Can also be referred to as a sand zone aquarium. The reef structure is arranged around the outer edges of the tank, enclosing a large sand region in between. Typically will only be on three sides, with the forth side for viewing, looking like an inverted U-shape when view from the top. A more square shaped tank is required for this type of structure, otherwise too much of the space is taken up by the reef structure itself, insufficient for the expanse of sand. Livestock is focused on the type of organisms found in a lagoon zone on a natural reef.


The focus of this type of aquascaping is the more cryptic organisms on a reef, that tend to be nocturnal or are non-phytosynthetic. The reef structure forms a substantial cave and will typically require additional support from things like a PVC piping frame to hole the roof of the cave up.

No rock

Open layout with minimal rock.

How To

The tank should be filled with seawater and equipment running before adding live rock. Be aware that adding live rock will increase the water level in the tank and the weight of the tank. Have a rough sketch of the reef structure, detailing the ideal positions of corals, outcrops and overhangs. Try to locate the position of some the pieces of live rock. If you are re-aquascaping, try to stage it, completing a portion of aquascaping over a few weeks.

Do a dry run before putting it in the tank. Live rock can be exposed to the open air for around ten minutes without too much adverse effect provided it is kept moist by spraying periodically with salt water. You may try several configurations outside the tank. If two or more pieces interlock well you may decide to fix them together with either cable ties or Aqua Kneadit (the method you choose to fix pieces together may require drilling)

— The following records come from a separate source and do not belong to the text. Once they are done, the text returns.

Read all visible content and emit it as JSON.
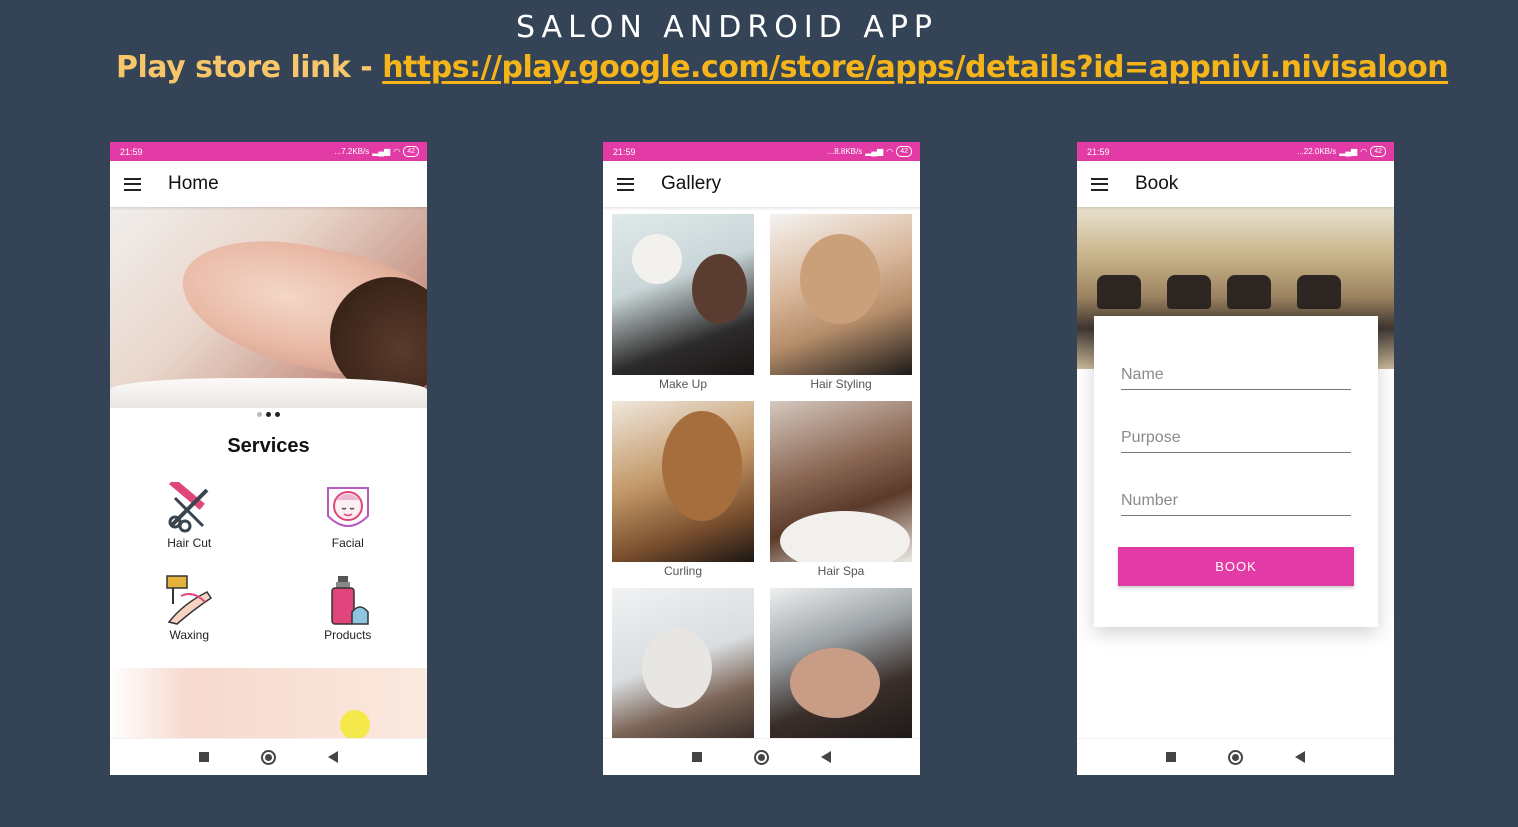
{
  "header": {
    "title": "SALON ANDROID APP",
    "play_label": "Play store link - ",
    "play_url": "https://play.google.com/store/apps/details?id=appnivi.nivisaloon"
  },
  "colors": {
    "background": "#344456",
    "accent": "#e33ba6",
    "link": "#f5b51a"
  },
  "screens": {
    "home": {
      "status": {
        "time": "21:59",
        "speed": "...7.2KB/s",
        "battery": "42"
      },
      "appbar_title": "Home",
      "services_title": "Services",
      "services": [
        {
          "label": "Hair Cut",
          "icon": "scissors-comb-icon"
        },
        {
          "label": "Facial",
          "icon": "facial-mask-icon"
        },
        {
          "label": "Waxing",
          "icon": "waxing-icon"
        },
        {
          "label": "Products",
          "icon": "spray-bottle-icon"
        }
      ],
      "carousel_page": 2,
      "carousel_count": 3
    },
    "gallery": {
      "status": {
        "time": "21:59",
        "speed": "...8.8KB/s",
        "battery": "42"
      },
      "appbar_title": "Gallery",
      "items": [
        "Make Up",
        "Hair Styling",
        "Curling",
        "Hair Spa",
        "",
        ""
      ]
    },
    "book": {
      "status": {
        "time": "21:59",
        "speed": "...22.0KB/s",
        "battery": "42"
      },
      "appbar_title": "Book",
      "fields": [
        {
          "placeholder": "Name",
          "value": ""
        },
        {
          "placeholder": "Purpose",
          "value": ""
        },
        {
          "placeholder": "Number",
          "value": ""
        }
      ],
      "button_label": "BOOK"
    }
  }
}
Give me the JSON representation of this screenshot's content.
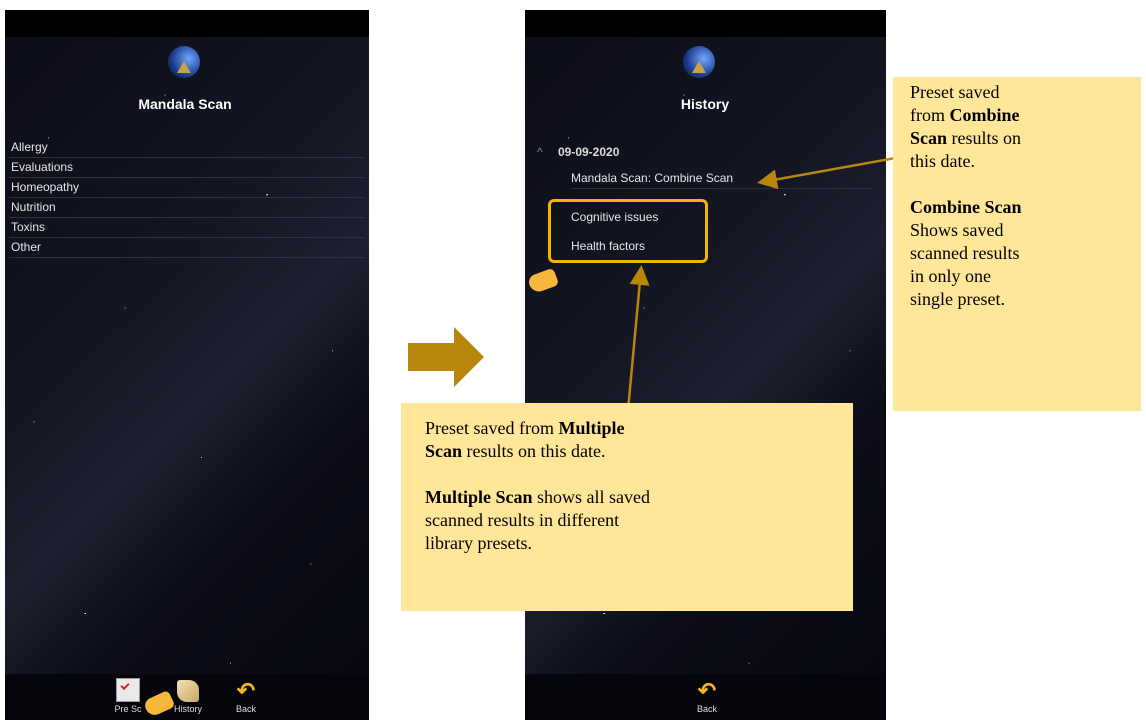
{
  "left_screen": {
    "title": "Mandala Scan",
    "categories": [
      "Allergy",
      "Evaluations",
      "Homeopathy",
      "Nutrition",
      "Toxins",
      "Other"
    ],
    "toolbar": {
      "preset_label": "Pre Sc",
      "history_label": "History",
      "back_label": "Back"
    }
  },
  "right_screen": {
    "title": "History",
    "date": "09-09-2020",
    "entries": [
      "Mandala Scan: Combine Scan",
      "Cognitive issues",
      "Health factors"
    ],
    "toolbar": {
      "back_label": "Back"
    }
  },
  "callouts": {
    "combine": {
      "line1_a": "Preset saved",
      "line2_a": "from ",
      "line2_b": "Combine",
      "line3_b": "Scan",
      "line3_a": " results on",
      "line4_a": "this date.",
      "title": "Combine Scan",
      "desc1": "Shows saved",
      "desc2": "scanned results",
      "desc3": "in only one",
      "desc4": "single preset."
    },
    "multiple": {
      "line1_a": "Preset saved from ",
      "line1_b": "Multiple",
      "line2_b": "Scan",
      "line2_a": " results on this date.",
      "title": "Multiple Scan",
      "desc1": " shows all saved",
      "desc2": "scanned results in different",
      "desc3": "library presets."
    }
  },
  "colors": {
    "callout_bg": "#ffe699",
    "accent": "#f5b400",
    "arrow": "#b8860b"
  }
}
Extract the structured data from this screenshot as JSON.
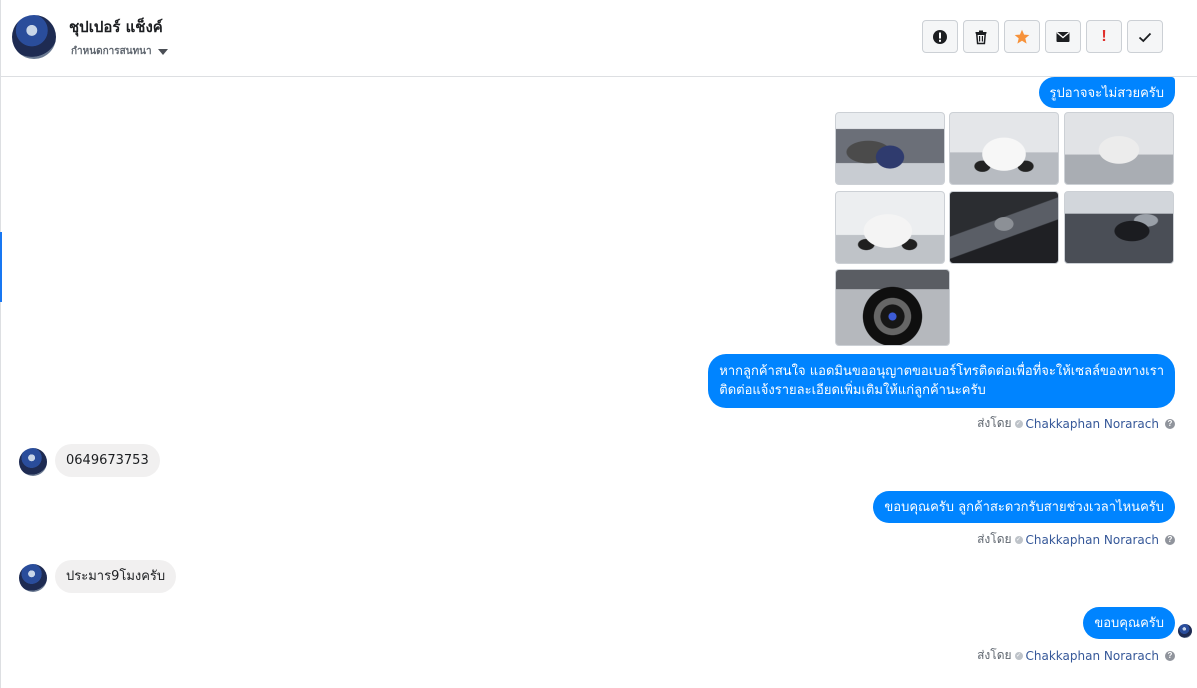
{
  "header": {
    "contact_name": "ชุปเปอร์ แช็งค์",
    "label_picker": "กำหนดการสนทนา",
    "actions": [
      {
        "name": "spam-report",
        "icon": "exclamation-circle-icon"
      },
      {
        "name": "delete",
        "icon": "trash-icon"
      },
      {
        "name": "star",
        "icon": "star-icon"
      },
      {
        "name": "mark-unread",
        "icon": "envelope-icon"
      },
      {
        "name": "follow-up",
        "icon": "exclamation-icon"
      },
      {
        "name": "mark-done",
        "icon": "checkmark-icon"
      }
    ]
  },
  "colors": {
    "outgoing_bubble": "#0084ff",
    "incoming_bubble": "#f1f0f0",
    "star": "#f7923a",
    "follow_up": "#e0302c",
    "sender_link": "#365899"
  },
  "conversation": {
    "msg_photos_caption": "รูปอาจจะไม่สวยครับ",
    "photos": [
      "engine-bay",
      "white-pickup-rear-quarter",
      "white-pickup-front",
      "white-pickup-side",
      "dashboard-interior",
      "cabin-interior",
      "wheel-closeup"
    ],
    "msg_request_number_line1": "หากลูกค้าสนใจ แอดมินขออนุญาตขอเบอร์โทรติดต่อเพื่อที่จะให้เซลล์ของทางเรา",
    "msg_request_number_line2": "ติดต่อแจ้งรายละเอียดเพิ่มเติมให้แก่ลูกค้านะครับ",
    "msg_phone": "0649673753",
    "msg_ask_time": "ขอบคุณครับ ลูกค้าสะดวกรับสายช่วงเวลาไหนครับ",
    "msg_time_reply": "ประมาร9โมงครับ",
    "msg_thanks": "ขอบคุณครับ",
    "sent_by_label": "ส่งโดย",
    "sender_name": "Chakkaphan Norarach",
    "help_glyph": "?"
  }
}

Lightly arrange the rock with openings between each piece for water to move through. This will help prevent the build up of detritus and allow good nutrient and waste exchange between the rock and the water. Ensure the structure is stable placing larger pieces at the bottom and smaller ones on top. Most aquarist slope the reef structure upwards and towards the back of the tank.

Also remember regular maintenance such as cleaning, you may want to make sure that there is enough space between the rocks and the glass panels to allow an arm, hand and sponge to move around freely.

There are plenty of forces, livestock predominantly that will seek to undermines your hard efforts. Be aware that poorly stacked live rock is an avalanche waiting to toppled on livestock and equipment.

Tips and Tricks

  • For minor rearrangement or rock work, corals and livestock may be moved in the tank. For major changes, rocks can be stacked on the top of the tank and can come out onto the floor.
  • It is a good idea to have another pair of eyes on the aquascaping to ensure no livestock is squashed, equipment damaged, avalanches etc. Note that if ever you move a rock, you will never get it back into the same position ever again.
  • Try to complete aquascaping prior to the addition of any livestock. Re-arranging can be a lengthy process, and one that isn't always finished on the first attempt. Removing rock to and from water, heating and cooling etc. can adversely effect organisms found on the rock itself, so it is therefore beneficial to minimise impact.




What is a bommie?

Basically stacking rock into one big island

Cured liverock versus uncured

If you are adding liverock for the first time, you might consider introducing it to the tank in 5kg increments, waiting around 3 weeks before adding the next batch. This may reduce the amount of organism that could die from sharp changes in their environment.

What background should I use?

Black or ocean blue or nothing. Everything else looks ridiculously tacky.